“Uh … What?” He was confused by the kindness of the voice. He turned to see, not Mall security but an elderly woman.

“The shoes, dear child. Do you like them?”

“I … uh … Yes?”

Read more

Fiction Vortex 2014 Horror Issue

Johnny Worthen Kicks Off Fiction Vortex Horror 2014

It’s October and time for horror! Our Special Guest Judge has prepared a few words.

So, heeeeeeeres Johnny… Worthen!

Johnny Worthen Kicks Off Fiction Vortex Horror 2014

Johnny Worthen- 2nd Annual Fiction Vortex Horror Contest Judge

There are two types of fiction meant to induce a physical reaction in the reader: Pornography and Horror. Putting aside the smut, let us play in the shadows, see those things and visit those places that send gooseflesh down our backs, sweat to our palms, and make us switch on more lights in a perfectly bright house.

This year’s Fiction Vortex Horror Contest has some of the best short fiction horror I’ve ever seen. Entries ran the gamut from personal to apocalyptic. Filled with strangeness and terror, madness and fear, these stories are a tour to the dark places of the imagination. Guided by expert writers who build tension upon fear and lure us into places of wonder and fright these stories that do not end at the final word but haunt the reader for days like a dark secret memory.

As this year’s Special Guest Judge, I journeyed through the top five stories, basing rank on both visceral reaction and technique. Fiction Vortex will be sharing these top stories on the site, one a week, all month so you can get into the spirit of the season. This is October, the in-between time, Samhain, Fall, the season of change and decay, when things are not alive but neither are they wholly dead. This is the season of the witch, make no mistake. Welcome to the fair!

The week of Halloween is when my pick for top story will be announced, and the contest winner will be awarded gifts and prizes and possibly a visit from either a psychiatrist or an exorcist. Stay tuned and let us begin…

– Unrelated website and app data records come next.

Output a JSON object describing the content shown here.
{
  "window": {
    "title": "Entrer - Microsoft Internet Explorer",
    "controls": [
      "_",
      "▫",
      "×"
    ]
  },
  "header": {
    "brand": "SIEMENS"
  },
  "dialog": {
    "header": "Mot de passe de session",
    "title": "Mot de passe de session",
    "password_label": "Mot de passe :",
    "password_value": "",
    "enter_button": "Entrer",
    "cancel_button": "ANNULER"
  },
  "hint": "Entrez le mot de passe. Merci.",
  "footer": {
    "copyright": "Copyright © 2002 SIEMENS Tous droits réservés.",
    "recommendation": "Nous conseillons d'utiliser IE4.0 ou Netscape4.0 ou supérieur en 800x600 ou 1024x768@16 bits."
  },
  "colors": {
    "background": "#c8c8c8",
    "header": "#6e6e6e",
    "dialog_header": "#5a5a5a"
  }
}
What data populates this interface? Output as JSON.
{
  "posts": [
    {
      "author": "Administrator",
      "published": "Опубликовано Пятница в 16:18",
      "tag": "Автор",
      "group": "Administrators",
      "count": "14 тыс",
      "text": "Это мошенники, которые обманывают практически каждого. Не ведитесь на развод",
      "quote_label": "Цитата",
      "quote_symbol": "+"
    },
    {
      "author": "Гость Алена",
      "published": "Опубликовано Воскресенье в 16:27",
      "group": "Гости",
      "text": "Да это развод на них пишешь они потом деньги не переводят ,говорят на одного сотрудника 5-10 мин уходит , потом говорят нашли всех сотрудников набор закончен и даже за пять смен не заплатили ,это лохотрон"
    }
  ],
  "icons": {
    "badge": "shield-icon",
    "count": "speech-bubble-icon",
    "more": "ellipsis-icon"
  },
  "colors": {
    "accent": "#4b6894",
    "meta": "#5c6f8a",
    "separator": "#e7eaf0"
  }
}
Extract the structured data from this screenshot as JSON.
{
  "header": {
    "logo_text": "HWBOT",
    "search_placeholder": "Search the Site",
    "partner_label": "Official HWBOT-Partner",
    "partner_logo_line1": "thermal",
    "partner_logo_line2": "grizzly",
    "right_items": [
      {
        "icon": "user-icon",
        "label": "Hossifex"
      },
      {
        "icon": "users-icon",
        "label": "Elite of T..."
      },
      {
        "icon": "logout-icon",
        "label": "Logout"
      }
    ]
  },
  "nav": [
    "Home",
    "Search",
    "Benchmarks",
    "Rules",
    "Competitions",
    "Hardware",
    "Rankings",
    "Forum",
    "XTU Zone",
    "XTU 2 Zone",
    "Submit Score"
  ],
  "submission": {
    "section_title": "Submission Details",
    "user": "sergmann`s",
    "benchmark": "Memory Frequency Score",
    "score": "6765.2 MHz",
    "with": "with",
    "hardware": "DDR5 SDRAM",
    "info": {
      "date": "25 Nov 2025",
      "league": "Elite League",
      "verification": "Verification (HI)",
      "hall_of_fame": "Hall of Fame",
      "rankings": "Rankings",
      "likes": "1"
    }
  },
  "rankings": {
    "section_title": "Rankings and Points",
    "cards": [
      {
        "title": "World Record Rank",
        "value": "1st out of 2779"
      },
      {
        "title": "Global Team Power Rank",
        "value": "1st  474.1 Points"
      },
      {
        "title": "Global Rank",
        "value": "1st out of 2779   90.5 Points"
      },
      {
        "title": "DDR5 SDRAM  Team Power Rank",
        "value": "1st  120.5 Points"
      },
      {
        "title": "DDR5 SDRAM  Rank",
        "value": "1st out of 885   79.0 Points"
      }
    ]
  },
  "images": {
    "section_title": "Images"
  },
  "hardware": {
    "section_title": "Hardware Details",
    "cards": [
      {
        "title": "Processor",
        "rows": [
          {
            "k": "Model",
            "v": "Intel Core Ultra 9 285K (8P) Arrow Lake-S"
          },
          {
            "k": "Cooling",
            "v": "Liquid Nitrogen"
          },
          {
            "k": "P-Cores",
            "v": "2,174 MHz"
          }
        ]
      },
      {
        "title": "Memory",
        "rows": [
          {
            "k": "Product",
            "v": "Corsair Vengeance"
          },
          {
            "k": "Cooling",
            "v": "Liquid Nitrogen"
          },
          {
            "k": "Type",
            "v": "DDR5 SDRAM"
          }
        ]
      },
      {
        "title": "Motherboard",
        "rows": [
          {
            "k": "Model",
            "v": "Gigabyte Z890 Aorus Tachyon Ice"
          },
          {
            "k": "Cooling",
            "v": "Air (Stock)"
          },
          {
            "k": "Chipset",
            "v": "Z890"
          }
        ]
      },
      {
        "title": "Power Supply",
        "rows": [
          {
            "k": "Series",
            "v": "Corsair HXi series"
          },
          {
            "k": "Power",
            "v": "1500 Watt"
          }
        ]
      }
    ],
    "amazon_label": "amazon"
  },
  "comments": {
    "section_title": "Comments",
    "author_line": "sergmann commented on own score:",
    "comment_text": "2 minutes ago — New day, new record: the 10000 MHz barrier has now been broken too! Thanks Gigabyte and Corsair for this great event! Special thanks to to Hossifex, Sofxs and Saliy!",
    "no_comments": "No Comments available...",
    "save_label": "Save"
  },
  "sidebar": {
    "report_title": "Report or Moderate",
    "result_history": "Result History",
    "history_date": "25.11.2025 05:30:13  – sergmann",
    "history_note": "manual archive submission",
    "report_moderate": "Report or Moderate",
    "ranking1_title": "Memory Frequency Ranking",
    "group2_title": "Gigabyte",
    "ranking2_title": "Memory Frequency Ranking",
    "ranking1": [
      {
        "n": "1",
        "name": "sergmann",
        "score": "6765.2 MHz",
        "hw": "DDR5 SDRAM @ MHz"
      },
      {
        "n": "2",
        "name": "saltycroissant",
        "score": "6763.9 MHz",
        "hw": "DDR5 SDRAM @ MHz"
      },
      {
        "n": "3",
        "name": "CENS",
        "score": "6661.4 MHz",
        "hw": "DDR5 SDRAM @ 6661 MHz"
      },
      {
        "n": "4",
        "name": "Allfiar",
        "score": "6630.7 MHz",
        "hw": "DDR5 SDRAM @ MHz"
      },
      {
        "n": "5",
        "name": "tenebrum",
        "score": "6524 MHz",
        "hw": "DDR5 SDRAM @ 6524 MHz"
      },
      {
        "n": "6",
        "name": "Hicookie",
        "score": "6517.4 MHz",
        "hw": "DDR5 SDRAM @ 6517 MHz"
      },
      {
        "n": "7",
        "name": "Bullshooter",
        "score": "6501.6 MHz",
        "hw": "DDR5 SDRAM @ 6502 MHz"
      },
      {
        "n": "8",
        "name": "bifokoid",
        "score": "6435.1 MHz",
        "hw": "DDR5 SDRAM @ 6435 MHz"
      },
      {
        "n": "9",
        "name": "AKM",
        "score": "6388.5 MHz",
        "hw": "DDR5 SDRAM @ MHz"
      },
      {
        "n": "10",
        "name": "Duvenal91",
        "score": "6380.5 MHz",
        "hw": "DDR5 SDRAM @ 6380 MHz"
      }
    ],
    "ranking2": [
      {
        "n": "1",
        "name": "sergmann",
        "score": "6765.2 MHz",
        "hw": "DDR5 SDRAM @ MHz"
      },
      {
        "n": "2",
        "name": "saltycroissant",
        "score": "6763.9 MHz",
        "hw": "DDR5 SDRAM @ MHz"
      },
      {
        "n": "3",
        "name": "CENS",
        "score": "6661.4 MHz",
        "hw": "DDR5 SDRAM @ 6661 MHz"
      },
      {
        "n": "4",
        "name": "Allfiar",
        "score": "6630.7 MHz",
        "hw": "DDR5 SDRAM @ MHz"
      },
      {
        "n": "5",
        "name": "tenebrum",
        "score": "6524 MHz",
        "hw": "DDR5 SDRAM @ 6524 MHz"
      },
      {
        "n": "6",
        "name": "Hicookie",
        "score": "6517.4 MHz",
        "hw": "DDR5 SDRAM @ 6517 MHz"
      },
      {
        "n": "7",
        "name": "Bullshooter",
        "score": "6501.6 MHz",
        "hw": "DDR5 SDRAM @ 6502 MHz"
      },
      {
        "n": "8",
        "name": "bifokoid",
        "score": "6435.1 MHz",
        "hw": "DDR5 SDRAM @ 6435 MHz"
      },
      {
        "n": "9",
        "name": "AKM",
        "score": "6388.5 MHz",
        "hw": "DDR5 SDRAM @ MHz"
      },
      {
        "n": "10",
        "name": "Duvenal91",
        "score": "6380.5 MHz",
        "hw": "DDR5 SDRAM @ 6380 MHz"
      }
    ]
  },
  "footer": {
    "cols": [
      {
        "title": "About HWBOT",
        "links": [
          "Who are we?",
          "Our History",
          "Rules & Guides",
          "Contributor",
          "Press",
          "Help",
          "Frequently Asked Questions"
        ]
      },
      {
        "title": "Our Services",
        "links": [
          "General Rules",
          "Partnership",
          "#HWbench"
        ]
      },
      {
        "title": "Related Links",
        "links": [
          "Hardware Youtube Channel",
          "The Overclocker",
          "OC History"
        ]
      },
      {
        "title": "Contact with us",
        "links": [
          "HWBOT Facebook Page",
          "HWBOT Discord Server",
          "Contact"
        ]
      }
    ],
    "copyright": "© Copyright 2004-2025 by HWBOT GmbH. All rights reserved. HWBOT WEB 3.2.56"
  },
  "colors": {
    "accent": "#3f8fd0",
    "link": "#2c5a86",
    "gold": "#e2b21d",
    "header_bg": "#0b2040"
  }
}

The top stories are (in no particular order) are:

‘The Things We Carry’ – Amanda Crum
‘Other Side of the Tracks’ – Daniel DeLong
‘Collection’ – Rebecca Ann Jordan
‘Dormant’ – Grimm Webster
‘The Friends’ – Luke Dykowski

*A Note From the Editors – For those of you that want your horror in larger doses and can’t wait a whole month, the Horror Issue ebook is available now! And if you want to know who won before the end of the month… then you will have to buy the issue as well. Bwahahaha. Here is the Kindle version, and for all other formats, check the Smashwords version.

Art by David Revoy/ Blender Foundation

I’ll Go With Her, but Not Yet

By Sean Ealy

The first time I saw the little girl was in the field.

Appearing out of the wheat, she came to me like an apparition, and I almost hit her with the combine.

“What’s the matter with you?” I said, wiping sweat out of my eyes. “What are you doing out here?”

Her eyes were as black and as indifferent as the dress she wore, her blonde hair pulled back from her scalp in tight braids. Her skin was the color of winter moonlight. She might have been ten or maybe eleven, but something about the way she inspected me seemed mature beyond her years. Almost ancient.

Read more

Art by David Revoy/ Blender Foundation

Take the Standards

by Kallirroe Agelopoulou

There were holes in his head where certain memories should lie. Any attempt to recreate events, any attempt to watch the movie in his mind and it became some foreign, art-house existentialist exercise. Without subtitles.

Spared from the ravaging, only bits and pieces. There was a woman, really young. Her face blurred, but the color of her hair unmistakable. The yellow of the brightest sun. Standing in the middle of a cropped field, the endless blue above shielding her whole body, she was the sun. Read more